### WHAT IS NEEDED:
Copy all of the entries that follow, exactly.

---*---

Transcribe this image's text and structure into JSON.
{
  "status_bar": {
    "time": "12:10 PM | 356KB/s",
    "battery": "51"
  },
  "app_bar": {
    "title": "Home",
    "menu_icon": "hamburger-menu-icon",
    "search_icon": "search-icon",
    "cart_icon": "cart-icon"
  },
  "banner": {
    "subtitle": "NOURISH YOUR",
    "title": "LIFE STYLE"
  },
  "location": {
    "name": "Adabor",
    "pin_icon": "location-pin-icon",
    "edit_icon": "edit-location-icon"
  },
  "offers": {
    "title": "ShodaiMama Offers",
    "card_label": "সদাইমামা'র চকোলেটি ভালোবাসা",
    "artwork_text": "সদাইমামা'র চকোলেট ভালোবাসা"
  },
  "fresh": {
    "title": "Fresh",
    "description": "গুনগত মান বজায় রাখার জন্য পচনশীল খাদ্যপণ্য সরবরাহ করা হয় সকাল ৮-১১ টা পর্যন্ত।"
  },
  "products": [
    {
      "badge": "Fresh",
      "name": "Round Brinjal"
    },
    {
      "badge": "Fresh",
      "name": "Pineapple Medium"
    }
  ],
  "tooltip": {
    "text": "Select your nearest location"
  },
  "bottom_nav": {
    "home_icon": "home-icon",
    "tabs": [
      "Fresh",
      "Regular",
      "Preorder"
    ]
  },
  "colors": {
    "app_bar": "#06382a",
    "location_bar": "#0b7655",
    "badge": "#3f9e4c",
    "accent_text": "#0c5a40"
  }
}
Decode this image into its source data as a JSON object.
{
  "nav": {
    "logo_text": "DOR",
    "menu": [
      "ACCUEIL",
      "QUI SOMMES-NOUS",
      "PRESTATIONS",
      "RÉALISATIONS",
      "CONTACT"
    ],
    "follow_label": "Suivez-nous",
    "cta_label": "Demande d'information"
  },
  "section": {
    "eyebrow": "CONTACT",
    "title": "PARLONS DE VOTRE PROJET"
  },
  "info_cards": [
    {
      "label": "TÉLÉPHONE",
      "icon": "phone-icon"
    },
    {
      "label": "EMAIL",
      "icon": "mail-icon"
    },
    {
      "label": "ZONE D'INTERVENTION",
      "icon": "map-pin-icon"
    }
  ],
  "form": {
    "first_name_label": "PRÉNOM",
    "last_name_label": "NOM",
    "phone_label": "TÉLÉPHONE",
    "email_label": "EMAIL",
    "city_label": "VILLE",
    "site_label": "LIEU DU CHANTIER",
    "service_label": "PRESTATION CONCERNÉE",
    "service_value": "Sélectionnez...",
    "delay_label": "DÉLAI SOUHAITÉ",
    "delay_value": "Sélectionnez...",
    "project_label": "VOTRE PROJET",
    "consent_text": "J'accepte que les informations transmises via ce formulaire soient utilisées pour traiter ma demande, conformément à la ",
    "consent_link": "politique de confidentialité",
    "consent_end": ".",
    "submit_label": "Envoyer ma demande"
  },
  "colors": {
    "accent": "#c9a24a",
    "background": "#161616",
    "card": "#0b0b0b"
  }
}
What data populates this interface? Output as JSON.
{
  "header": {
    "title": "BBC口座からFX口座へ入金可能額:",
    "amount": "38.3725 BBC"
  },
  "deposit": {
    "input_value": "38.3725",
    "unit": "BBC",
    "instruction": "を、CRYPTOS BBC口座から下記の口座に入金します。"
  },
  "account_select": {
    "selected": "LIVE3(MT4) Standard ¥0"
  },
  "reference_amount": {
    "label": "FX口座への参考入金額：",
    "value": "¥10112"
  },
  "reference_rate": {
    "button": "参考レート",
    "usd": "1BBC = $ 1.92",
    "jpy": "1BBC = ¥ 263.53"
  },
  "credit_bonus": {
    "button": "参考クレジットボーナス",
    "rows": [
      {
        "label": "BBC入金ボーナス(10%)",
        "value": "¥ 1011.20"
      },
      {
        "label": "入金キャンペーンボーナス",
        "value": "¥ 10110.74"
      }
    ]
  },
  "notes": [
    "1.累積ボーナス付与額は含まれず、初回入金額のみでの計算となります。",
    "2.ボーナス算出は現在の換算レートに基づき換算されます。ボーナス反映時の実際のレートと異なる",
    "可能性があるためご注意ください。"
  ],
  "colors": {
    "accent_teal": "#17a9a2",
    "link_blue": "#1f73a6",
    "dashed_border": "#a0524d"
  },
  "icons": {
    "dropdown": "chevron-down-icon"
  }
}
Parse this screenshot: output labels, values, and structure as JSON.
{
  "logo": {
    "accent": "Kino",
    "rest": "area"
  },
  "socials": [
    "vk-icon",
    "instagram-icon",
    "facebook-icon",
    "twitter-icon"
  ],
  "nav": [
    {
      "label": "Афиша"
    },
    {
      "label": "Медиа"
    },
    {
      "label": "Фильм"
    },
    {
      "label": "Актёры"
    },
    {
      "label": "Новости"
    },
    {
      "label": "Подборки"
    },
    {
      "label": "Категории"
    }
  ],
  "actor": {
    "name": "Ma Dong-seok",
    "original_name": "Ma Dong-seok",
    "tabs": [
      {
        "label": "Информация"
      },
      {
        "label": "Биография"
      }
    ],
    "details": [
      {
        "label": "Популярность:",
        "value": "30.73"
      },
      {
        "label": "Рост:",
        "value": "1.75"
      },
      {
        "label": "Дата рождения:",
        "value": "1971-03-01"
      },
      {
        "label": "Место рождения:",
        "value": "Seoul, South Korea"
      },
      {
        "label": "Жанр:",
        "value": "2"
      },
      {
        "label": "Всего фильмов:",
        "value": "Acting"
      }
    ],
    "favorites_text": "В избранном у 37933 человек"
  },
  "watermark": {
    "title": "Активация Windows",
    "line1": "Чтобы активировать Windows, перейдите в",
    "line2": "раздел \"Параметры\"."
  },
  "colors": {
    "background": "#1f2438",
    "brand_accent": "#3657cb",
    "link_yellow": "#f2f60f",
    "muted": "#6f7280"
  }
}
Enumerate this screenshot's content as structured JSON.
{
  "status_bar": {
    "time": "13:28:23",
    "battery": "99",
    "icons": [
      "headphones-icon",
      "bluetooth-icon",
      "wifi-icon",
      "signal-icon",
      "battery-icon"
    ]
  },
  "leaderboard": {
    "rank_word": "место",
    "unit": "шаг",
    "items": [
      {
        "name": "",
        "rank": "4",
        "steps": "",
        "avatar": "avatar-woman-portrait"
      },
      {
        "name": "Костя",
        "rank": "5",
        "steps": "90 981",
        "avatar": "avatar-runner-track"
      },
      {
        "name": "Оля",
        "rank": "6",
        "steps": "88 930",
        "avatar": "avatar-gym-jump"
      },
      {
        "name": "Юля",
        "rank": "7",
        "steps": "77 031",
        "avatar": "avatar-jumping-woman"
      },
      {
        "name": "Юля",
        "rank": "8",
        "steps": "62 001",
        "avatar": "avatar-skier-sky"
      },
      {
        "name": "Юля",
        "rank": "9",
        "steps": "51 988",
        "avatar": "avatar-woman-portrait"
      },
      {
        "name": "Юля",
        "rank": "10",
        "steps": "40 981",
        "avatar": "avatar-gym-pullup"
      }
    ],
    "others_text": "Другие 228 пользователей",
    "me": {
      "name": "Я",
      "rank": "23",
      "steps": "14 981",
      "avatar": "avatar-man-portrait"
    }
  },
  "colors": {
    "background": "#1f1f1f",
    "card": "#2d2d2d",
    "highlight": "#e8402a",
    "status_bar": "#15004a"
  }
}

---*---

### RESULT BELOW:
Transcribe this image's text and structure into JSON.
{
  "status_bar": {
    "time": "12:10 PM | 356KB/s",
    "battery": "51"
  },
  "app_bar": {
    "title": "Home",
    "menu_icon": "hamburger-menu-icon",
    "search_icon": "search-icon",
    "cart_icon": "cart-icon"
  },
  "banner": {
    "subtitle": "NOURISH YOUR",
    "title": "LIFE STYLE"
  },
  "location": {
    "name": "Adabor",
    "pin_icon": "location-pin-icon",
    "edit_icon": "edit-location-icon"
  },
  "offers": {
    "title": "ShodaiMama Offers",
    "card_label": "সদাইমামা'র চকোলেটি ভালোবাসা",
    "artwork_text": "সদাইমামা'র চকোলেট ভালোবাসা"
  },
  "fresh": {
    "title": "Fresh",
    "description": "গুনগত মান বজায় রাখার জন্য পচনশীল খাদ্যপণ্য সরবরাহ করা হয় সকাল ৮-১১ টা পর্যন্ত।"
  },
  "products": [
    {
      "badge": "Fresh",
      "name": "Round Brinjal"
    },
    {
      "badge": "Fresh",
      "name": "Pineapple Medium"
    }
  ],
  "tooltip": {
    "text": "Select your nearest location"
  },
  "bottom_nav": {
    "home_icon": "home-icon",
    "tabs": [
      "Fresh",
      "Regular",
      "Preorder"
    ]
  },
  "colors": {
    "app_bar": "#06382a",
    "location_bar": "#0b7655",
    "badge": "#3f9e4c",
    "accent_text": "#0c5a40"
  }
}
Decode this image into its source data as a JSON object.
{
  "nav": {
    "logo_text": "DOR",
    "menu": [
      "ACCUEIL",
      "QUI SOMMES-NOUS",
      "PRESTATIONS",
      "RÉALISATIONS",
      "CONTACT"
    ],
    "follow_label": "Suivez-nous",
    "cta_label": "Demande d'information"
  },
  "section": {
    "eyebrow": "CONTACT",
    "title": "PARLONS DE VOTRE PROJET"
  },
  "info_cards": [
    {
      "label": "TÉLÉPHONE",
      "icon": "phone-icon"
    },
    {
      "label": "EMAIL",
      "icon": "mail-icon"
    },
    {
      "label": "ZONE D'INTERVENTION",
      "icon": "map-pin-icon"
    }
  ],
  "form": {
    "first_name_label": "PRÉNOM",
    "last_name_label": "NOM",
    "phone_label": "TÉLÉPHONE",
    "email_label": "EMAIL",
    "city_label": "VILLE",
    "site_label": "LIEU DU CHANTIER",
    "service_label": "PRESTATION CONCERNÉE",
    "service_value": "Sélectionnez...",
    "delay_label": "DÉLAI SOUHAITÉ",
    "delay_value": "Sélectionnez...",
    "project_label": "VOTRE PROJET",
    "consent_text": "J'accepte que les informations transmises via ce formulaire soient utilisées pour traiter ma demande, conformément à la ",
    "consent_link": "politique de confidentialité",
    "consent_end": ".",
    "submit_label": "Envoyer ma demande"
  },
  "colors": {
    "accent": "#c9a24a",
    "background": "#161616",
    "card": "#0b0b0b"
  }
}
What data populates this interface? Output as JSON.
{
  "header": {
    "title": "BBC口座からFX口座へ入金可能額:",
    "amount": "38.3725 BBC"
  },
  "deposit": {
    "input_value": "38.3725",
    "unit": "BBC",
    "instruction": "を、CRYPTOS BBC口座から下記の口座に入金します。"
  },
  "account_select": {
    "selected": "LIVE3(MT4) Standard ¥0"
  },
  "reference_amount": {
    "label": "FX口座への参考入金額：",
    "value": "¥10112"
  },
  "reference_rate": {
    "button": "参考レート",
    "usd": "1BBC = $ 1.92",
    "jpy": "1BBC = ¥ 263.53"
  },
  "credit_bonus": {
    "button": "参考クレジットボーナス",
    "rows": [
      {
        "label": "BBC入金ボーナス(10%)",
        "value": "¥ 1011.20"
      },
      {
        "label": "入金キャンペーンボーナス",
        "value": "¥ 10110.74"
      }
    ]
  },
  "notes": [
    "1.累積ボーナス付与額は含まれず、初回入金額のみでの計算となります。",
    "2.ボーナス算出は現在の換算レートに基づき換算されます。ボーナス反映時の実際のレートと異なる",
    "可能性があるためご注意ください。"
  ],
  "colors": {
    "accent_teal": "#17a9a2",
    "link_blue": "#1f73a6",
    "dashed_border": "#a0524d"
  },
  "icons": {
    "dropdown": "chevron-down-icon"
  }
}
Parse this screenshot: output labels, values, and structure as JSON.
{
  "logo": {
    "accent": "Kino",
    "rest": "area"
  },
  "socials": [
    "vk-icon",
    "instagram-icon",
    "facebook-icon",
    "twitter-icon"
  ],
  "nav": [
    {
      "label": "Афиша"
    },
    {
      "label": "Медиа"
    },
    {
      "label": "Фильм"
    },
    {
      "label": "Актёры"
    },
    {
      "label": "Новости"
    },
    {
      "label": "Подборки"
    },
    {
      "label": "Категории"
    }
  ],
  "actor": {
    "name": "Ma Dong-seok",
    "original_name": "Ma Dong-seok",
    "tabs": [
      {
        "label": "Информация"
      },
      {
        "label": "Биография"
      }
    ],
    "details": [
      {
        "label": "Популярность:",
        "value": "30.73"
      },
      {
        "label": "Рост:",
        "value": "1.75"
      },
      {
        "label": "Дата рождения:",
        "value": "1971-03-01"
      },
      {
        "label": "Место рождения:",
        "value": "Seoul, South Korea"
      },
      {
        "label": "Жанр:",
        "value": "2"
      },
      {
        "label": "Всего фильмов:",
        "value": "Acting"
      }
    ],
    "favorites_text": "В избранном у 37933 человек"
  },
  "watermark": {
    "title": "Активация Windows",
    "line1": "Чтобы активировать Windows, перейдите в",
    "line2": "раздел \"Параметры\"."
  },
  "colors": {
    "background": "#1f2438",
    "brand_accent": "#3657cb",
    "link_yellow": "#f2f60f",
    "muted": "#6f7280"
  }
}
Enumerate this screenshot's content as structured JSON.
{
  "status_bar": {
    "time": "13:28:23",
    "battery": "99",
    "icons": [
      "headphones-icon",
      "bluetooth-icon",
      "wifi-icon",
      "signal-icon",
      "battery-icon"
    ]
  },
  "leaderboard": {
    "rank_word": "место",
    "unit": "шаг",
    "items": [
      {
        "name": "",
        "rank": "4",
        "steps": "",
        "avatar": "avatar-woman-portrait"
      },
      {
        "name": "Костя",
        "rank": "5",
        "steps": "90 981",
        "avatar": "avatar-runner-track"
      },
      {
        "name": "Оля",
        "rank": "6",
        "steps": "88 930",
        "avatar": "avatar-gym-jump"
      },
      {
        "name": "Юля",
        "rank": "7",
        "steps": "77 031",
        "avatar": "avatar-jumping-woman"
      },
      {
        "name": "Юля",
        "rank": "8",
        "steps": "62 001",
        "avatar": "avatar-skier-sky"
      },
      {
        "name": "Юля",
        "rank": "9",
        "steps": "51 988",
        "avatar": "avatar-woman-portrait"
      },
      {
        "name": "Юля",
        "rank": "10",
        "steps": "40 981",
        "avatar": "avatar-gym-pullup"
      }
    ],
    "others_text": "Другие 228 пользователей",
    "me": {
      "name": "Я",
      "rank": "23",
      "steps": "14 981",
      "avatar": "avatar-man-portrait"
    }
  },
  "colors": {
    "background": "#1f1f1f",
    "card": "#2d2d2d",
    "highlight": "#e8402a",
    "status_bar": "#15004a"
  }
}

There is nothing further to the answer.